In other words, if consumers are rational (now there’s a much abused word, but I digress), they shouldn’t care about the absolute prices of goods, just their relative prices. So doubling all prices and doubling a consumer’s income shouldn’t cause her to do anything different (but of course, changing relative prices would alter behaviour).
Bollocks. Double all prices and my income, and I’d be much better off because my mortgage payments would take less of my income (even if interest rates were also doubled). That’s because I’m in debt–I have a mortgage. And you can’t simply double interest rates to reach the same outcome as doubling prices, because debt repayment dynamics make the whole thing “nonlinear”: include debt seriously in your analysis of consumption, and the “veil over barter” vision of money collapses. But this “inconvenient truth” is omitted from economics–not because economists are deliberately hiding it, but because they have deluded themselves about the nature of money.
I take it into account, and as a result I get a very different picture of how the economy operates than do conventional (”neoclassical”) economists.

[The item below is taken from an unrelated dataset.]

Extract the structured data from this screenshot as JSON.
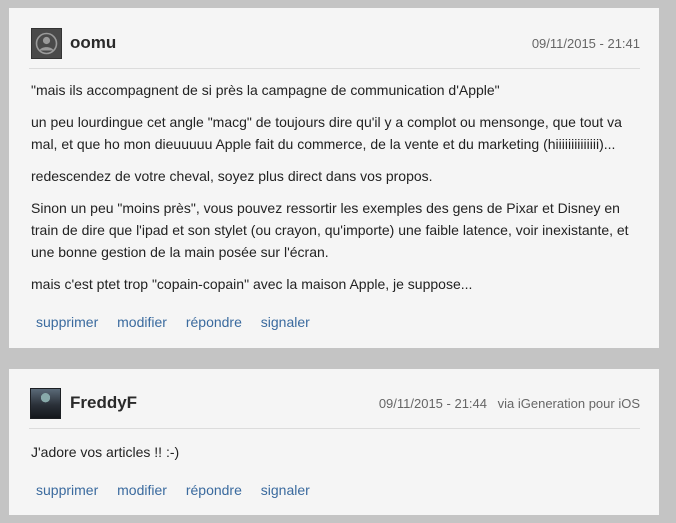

I use this blog to post monthly reports on debt levels in Australia and the USA.
Further reading: … (full text).